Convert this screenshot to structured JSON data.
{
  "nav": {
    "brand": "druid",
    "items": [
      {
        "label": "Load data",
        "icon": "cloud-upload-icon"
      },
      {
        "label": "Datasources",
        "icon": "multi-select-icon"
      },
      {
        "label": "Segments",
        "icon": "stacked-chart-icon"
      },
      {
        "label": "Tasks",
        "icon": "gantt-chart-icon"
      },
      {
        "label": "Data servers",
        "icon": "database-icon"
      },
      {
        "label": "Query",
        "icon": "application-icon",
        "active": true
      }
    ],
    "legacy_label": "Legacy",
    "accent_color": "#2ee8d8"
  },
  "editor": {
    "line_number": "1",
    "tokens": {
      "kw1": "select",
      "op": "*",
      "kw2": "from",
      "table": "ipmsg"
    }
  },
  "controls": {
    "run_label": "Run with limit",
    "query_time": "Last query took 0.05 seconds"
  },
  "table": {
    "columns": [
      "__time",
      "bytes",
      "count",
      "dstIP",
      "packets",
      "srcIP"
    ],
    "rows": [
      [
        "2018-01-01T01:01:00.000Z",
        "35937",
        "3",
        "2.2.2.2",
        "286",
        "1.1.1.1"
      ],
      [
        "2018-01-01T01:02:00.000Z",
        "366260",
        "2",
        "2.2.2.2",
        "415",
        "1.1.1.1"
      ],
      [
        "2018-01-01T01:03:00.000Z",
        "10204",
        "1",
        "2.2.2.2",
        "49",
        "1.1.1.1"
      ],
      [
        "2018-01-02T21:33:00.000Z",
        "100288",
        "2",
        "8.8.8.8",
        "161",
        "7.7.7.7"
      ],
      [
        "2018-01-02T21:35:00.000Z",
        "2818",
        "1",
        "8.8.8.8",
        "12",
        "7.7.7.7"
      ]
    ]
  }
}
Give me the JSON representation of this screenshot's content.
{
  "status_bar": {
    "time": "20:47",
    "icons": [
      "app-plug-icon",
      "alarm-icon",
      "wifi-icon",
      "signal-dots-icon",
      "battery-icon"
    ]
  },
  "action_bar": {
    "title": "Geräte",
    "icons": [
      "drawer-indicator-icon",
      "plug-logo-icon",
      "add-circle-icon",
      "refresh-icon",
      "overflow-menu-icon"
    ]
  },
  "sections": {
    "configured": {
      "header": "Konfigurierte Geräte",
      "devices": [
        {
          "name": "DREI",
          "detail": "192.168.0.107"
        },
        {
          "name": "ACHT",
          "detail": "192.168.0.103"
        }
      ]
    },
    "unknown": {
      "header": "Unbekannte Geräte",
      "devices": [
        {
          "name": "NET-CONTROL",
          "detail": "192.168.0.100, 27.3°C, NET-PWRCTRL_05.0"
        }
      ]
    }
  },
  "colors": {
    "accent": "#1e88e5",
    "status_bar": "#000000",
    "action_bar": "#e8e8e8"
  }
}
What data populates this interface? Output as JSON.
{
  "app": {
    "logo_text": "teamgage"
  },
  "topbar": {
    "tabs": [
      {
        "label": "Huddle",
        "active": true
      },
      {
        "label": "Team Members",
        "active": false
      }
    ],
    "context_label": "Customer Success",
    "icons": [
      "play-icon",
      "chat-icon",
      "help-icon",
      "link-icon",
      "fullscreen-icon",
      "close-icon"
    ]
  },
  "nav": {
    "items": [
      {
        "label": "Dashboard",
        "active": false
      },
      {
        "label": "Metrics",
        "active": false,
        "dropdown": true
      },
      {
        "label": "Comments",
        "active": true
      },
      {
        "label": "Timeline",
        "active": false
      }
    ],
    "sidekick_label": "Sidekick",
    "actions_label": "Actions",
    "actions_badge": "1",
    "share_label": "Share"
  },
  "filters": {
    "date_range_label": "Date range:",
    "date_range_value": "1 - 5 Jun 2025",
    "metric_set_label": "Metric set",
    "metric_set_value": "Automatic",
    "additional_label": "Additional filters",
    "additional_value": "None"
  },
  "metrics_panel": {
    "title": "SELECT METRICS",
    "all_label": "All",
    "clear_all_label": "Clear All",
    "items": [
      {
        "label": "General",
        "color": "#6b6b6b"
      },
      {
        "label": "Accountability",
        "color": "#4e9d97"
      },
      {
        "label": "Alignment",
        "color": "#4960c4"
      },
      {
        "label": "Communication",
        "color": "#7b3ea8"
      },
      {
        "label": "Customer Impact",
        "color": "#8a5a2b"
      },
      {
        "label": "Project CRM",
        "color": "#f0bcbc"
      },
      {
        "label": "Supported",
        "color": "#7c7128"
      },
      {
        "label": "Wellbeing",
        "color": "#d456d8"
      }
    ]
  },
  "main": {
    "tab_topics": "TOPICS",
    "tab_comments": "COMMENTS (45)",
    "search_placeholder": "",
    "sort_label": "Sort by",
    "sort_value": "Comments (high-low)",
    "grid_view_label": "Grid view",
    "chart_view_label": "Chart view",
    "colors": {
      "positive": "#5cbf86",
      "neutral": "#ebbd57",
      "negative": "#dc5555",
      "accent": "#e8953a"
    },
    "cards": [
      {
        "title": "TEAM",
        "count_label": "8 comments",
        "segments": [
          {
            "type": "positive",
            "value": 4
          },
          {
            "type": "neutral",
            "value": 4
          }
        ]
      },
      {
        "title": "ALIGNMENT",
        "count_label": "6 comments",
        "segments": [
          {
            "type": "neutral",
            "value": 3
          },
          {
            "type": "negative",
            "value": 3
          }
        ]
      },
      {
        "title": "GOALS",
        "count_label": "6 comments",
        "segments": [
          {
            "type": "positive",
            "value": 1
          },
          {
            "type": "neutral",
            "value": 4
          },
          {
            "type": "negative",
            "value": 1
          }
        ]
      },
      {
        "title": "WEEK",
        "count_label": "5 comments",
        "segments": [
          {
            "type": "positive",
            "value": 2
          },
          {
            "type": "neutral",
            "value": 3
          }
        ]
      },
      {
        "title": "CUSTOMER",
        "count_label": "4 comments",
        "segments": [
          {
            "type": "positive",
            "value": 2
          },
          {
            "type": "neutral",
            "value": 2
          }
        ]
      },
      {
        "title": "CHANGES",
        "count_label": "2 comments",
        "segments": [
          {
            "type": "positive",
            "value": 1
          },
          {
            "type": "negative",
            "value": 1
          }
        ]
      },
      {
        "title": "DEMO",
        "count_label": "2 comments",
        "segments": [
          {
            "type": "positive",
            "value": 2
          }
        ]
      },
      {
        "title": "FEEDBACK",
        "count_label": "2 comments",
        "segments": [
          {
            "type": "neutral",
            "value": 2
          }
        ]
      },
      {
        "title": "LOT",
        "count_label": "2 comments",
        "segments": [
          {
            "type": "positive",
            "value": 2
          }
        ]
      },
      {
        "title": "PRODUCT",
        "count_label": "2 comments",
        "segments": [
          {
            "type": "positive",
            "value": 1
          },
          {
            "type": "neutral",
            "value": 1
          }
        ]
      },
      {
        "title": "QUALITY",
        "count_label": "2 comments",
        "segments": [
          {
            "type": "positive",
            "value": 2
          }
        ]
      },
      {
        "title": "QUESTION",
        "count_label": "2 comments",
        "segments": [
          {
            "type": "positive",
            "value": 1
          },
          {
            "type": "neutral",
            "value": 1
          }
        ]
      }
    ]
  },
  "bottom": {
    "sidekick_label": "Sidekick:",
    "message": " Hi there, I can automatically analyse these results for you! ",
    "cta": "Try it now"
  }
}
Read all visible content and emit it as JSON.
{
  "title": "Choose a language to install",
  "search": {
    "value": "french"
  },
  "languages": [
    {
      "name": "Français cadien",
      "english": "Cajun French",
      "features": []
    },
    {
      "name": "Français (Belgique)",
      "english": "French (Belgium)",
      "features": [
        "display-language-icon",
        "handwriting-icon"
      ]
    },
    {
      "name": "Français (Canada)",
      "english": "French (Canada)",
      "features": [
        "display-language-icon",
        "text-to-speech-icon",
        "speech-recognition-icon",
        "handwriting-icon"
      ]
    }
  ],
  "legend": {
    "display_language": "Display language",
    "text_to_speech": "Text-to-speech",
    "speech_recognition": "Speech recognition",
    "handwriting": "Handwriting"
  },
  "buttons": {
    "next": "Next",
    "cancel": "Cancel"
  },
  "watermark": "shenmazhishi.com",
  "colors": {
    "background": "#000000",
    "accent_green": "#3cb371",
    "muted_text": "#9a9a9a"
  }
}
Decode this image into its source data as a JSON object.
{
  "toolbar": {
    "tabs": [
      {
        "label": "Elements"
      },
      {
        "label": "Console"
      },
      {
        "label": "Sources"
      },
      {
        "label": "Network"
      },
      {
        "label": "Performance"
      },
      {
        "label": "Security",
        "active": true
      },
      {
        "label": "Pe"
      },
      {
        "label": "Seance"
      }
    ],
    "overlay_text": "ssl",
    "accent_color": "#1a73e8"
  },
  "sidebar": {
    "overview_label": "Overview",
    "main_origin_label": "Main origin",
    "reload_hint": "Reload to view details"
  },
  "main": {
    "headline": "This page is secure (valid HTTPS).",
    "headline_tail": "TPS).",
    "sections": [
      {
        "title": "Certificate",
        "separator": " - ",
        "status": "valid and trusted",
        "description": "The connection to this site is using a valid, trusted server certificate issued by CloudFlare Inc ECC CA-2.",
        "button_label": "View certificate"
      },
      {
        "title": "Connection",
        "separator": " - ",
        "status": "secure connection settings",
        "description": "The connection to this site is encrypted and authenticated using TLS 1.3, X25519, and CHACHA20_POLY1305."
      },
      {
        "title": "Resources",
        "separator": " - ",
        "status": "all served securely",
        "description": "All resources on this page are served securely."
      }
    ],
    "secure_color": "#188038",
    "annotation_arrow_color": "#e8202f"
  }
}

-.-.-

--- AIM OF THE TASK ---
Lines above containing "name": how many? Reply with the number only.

--- RESULT OF THE EXERCISE ---
6